Thursday, October 16, 2008


Across chrome alleys,

(brilliant though I am,)

untouched meditations of tribal villas

(jettisoned memories)

host sacred tablature

(slink in antiquated courtyards
depleted of artifacts;)

screaming obscenities

(yet civil guards tenuously remain)

—forgettable words

( ... )

which nobody recognize

(to scavenge for lost jettison)


(like 'tatterdemalion'.)

for read write poem prompt #48: ("Tatterdemalion slink across chrome alleys ...")

•      •      •      •      •

par·en·thet·i·cal • adj. of, relating to, or inserted as a parenthesis: ignore the parenthetical remarks that pockmark every page.

The Oxford Pocket Dictionary of Current English (2008)

The above form is what I call a parenthetical poem. A parenthetical poem can be read in three ways: as a whole, with the parenthetical "remarks" acting like a witty (or annoying) line-by-line rejoinder (the background breath); with the remarks removed; or by reading only the remarks.

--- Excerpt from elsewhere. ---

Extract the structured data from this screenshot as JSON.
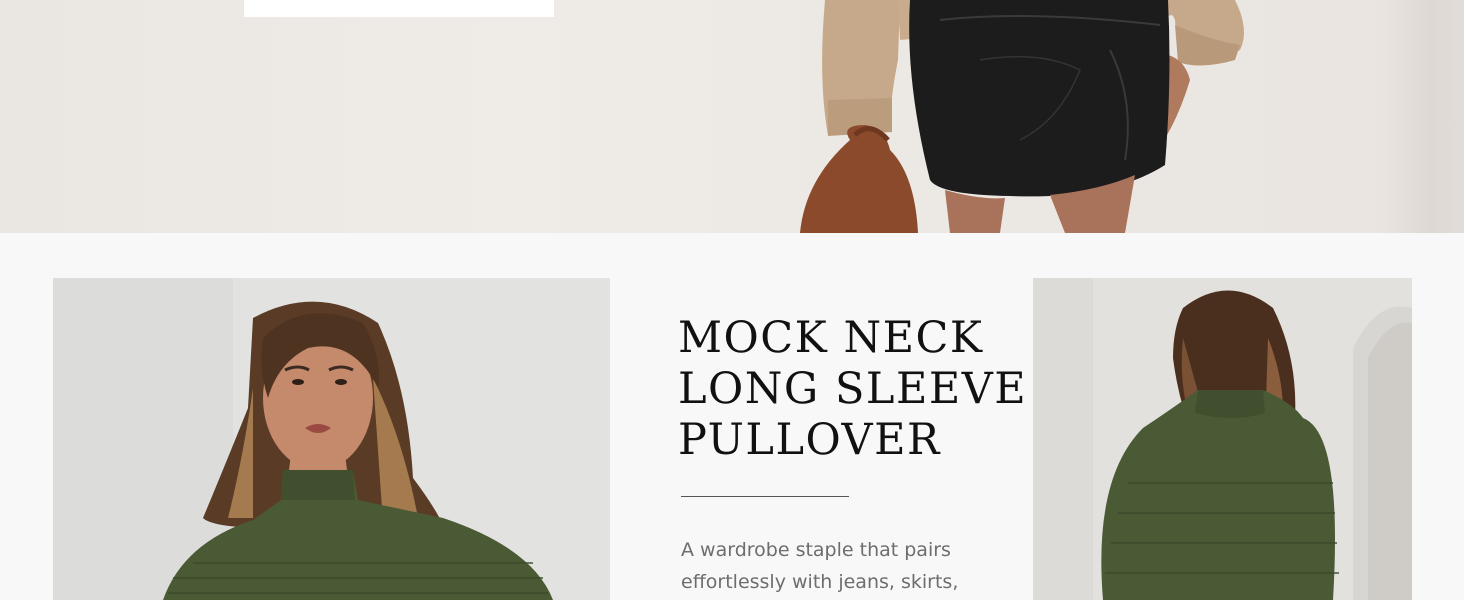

The idea of the parenthetical derives from the double exposure, the form invented by Greg Williamson.

The poem above was made by taking the words from original poem in the above prompt

tatterdemalion slink across chrome alleys
villas deplete memories of sacred tablature
antiquated courtyards host tribal artifacts
which nobody recognizes nowadays remain
untouched yet civil guards scream obscenities
lost meditation resurfaces I brilliant though
forgettable words tenuously scavenge jettison

and remaking it as a parenthetical poem. (All the words from original poem are used with a couple of grammatical inflections imployed.)